*WHAT NEEDS TO BE DONE*
Where a line below holds the string "Create", copy that line.

──────── LISTED RECORDS ────────

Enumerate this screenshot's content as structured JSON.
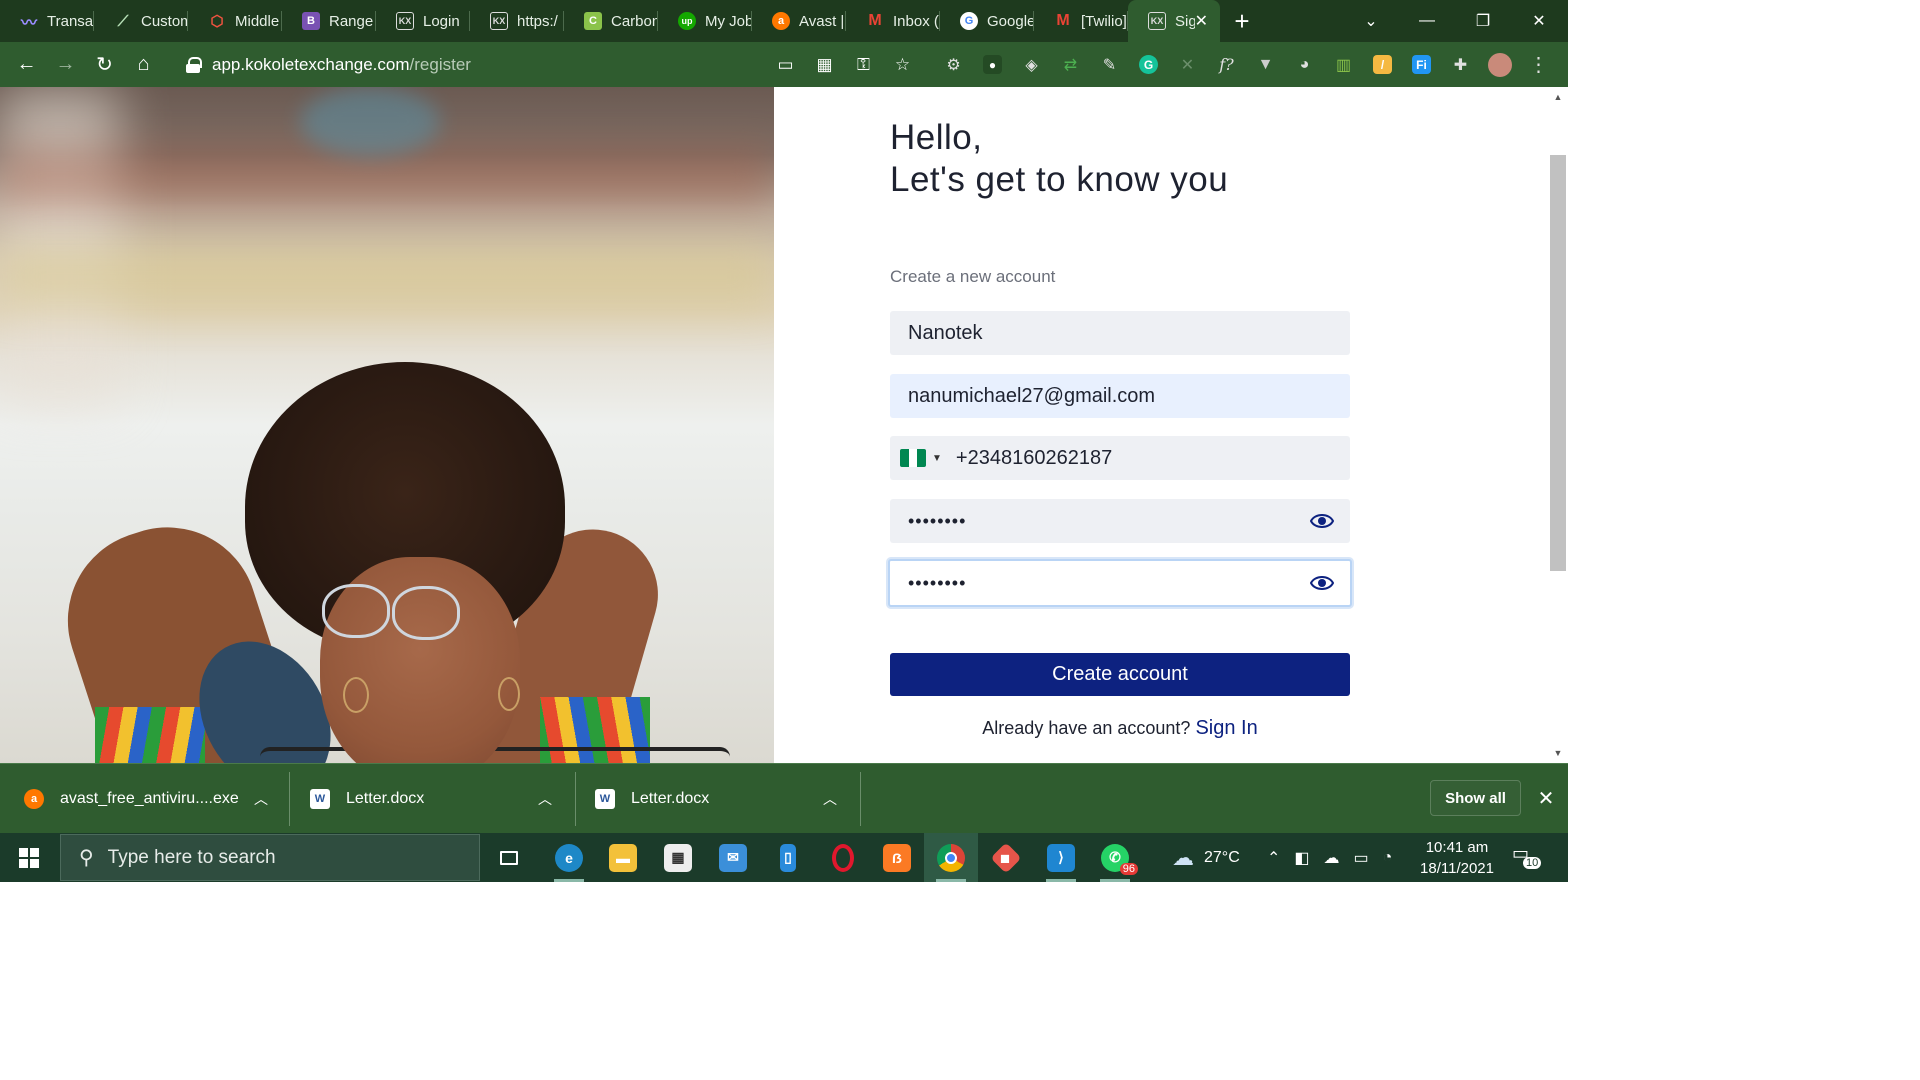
{
  "browser": {
    "tabs": [
      {
        "label": "Transac",
        "icon": "wave-icon",
        "color": "#7b68ee"
      },
      {
        "label": "Custom",
        "icon": "chart-line-icon",
        "color": "#a5d6a7"
      },
      {
        "label": "Middle",
        "icon": "laravel-icon",
        "color": "#f05340"
      },
      {
        "label": "Range",
        "icon": "bootstrap-icon",
        "color": "#7952b3"
      },
      {
        "label": "Login",
        "icon": "kx-icon",
        "color": "#e0e0e0"
      },
      {
        "label": "https:/",
        "icon": "kx-icon",
        "color": "#e0e0e0"
      },
      {
        "label": "Carbon",
        "icon": "carbon-icon",
        "color": "#8bc34a"
      },
      {
        "label": "My Job",
        "icon": "upwork-icon",
        "color": "#14a800"
      },
      {
        "label": "Avast |",
        "icon": "avast-icon",
        "color": "#ff7800"
      },
      {
        "label": "Inbox (",
        "icon": "gmail-icon",
        "color": "#ea4335"
      },
      {
        "label": "Google",
        "icon": "google-icon",
        "color": "#4285f4"
      },
      {
        "label": "[Twilio]",
        "icon": "gmail-icon",
        "color": "#ea4335"
      },
      {
        "label": "Sig",
        "icon": "kx-icon",
        "color": "#e0e0e0",
        "active": true
      }
    ],
    "url_host": "app.kokoletexchange.com",
    "url_path": "/register"
  },
  "page": {
    "greeting_line1": "Hello,",
    "greeting_line2": "Let's get to know you",
    "subtitle": "Create a new account",
    "name_value": "Nanotek",
    "email_value": "nanumichael27@gmail.com",
    "phone_value": "+2348160262187",
    "country_flag": "Nigeria",
    "flag_colors": [
      "#008751",
      "#ffffff",
      "#008751"
    ],
    "password_value": "••••••••",
    "confirm_password_value": "••••••••",
    "create_button": "Create account",
    "have_account_text": "Already have an account?",
    "signin_link": "Sign In",
    "accent_color": "#0d2280"
  },
  "downloads": {
    "items": [
      {
        "name": "avast_free_antiviru....exe",
        "icon": "avast-icon"
      },
      {
        "name": "Letter.docx",
        "icon": "word-icon"
      },
      {
        "name": "Letter.docx",
        "icon": "word-icon"
      }
    ],
    "show_all": "Show all"
  },
  "taskbar": {
    "search_placeholder": "Type here to search",
    "whatsapp_badge": "96",
    "weather": "27°C",
    "time": "10:41 am",
    "date": "18/11/2021",
    "notification_count": "10"
  }
}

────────

*EXERCISE RESULT*
    "subtitle": "Create a new account",
    "create_button": "Create account",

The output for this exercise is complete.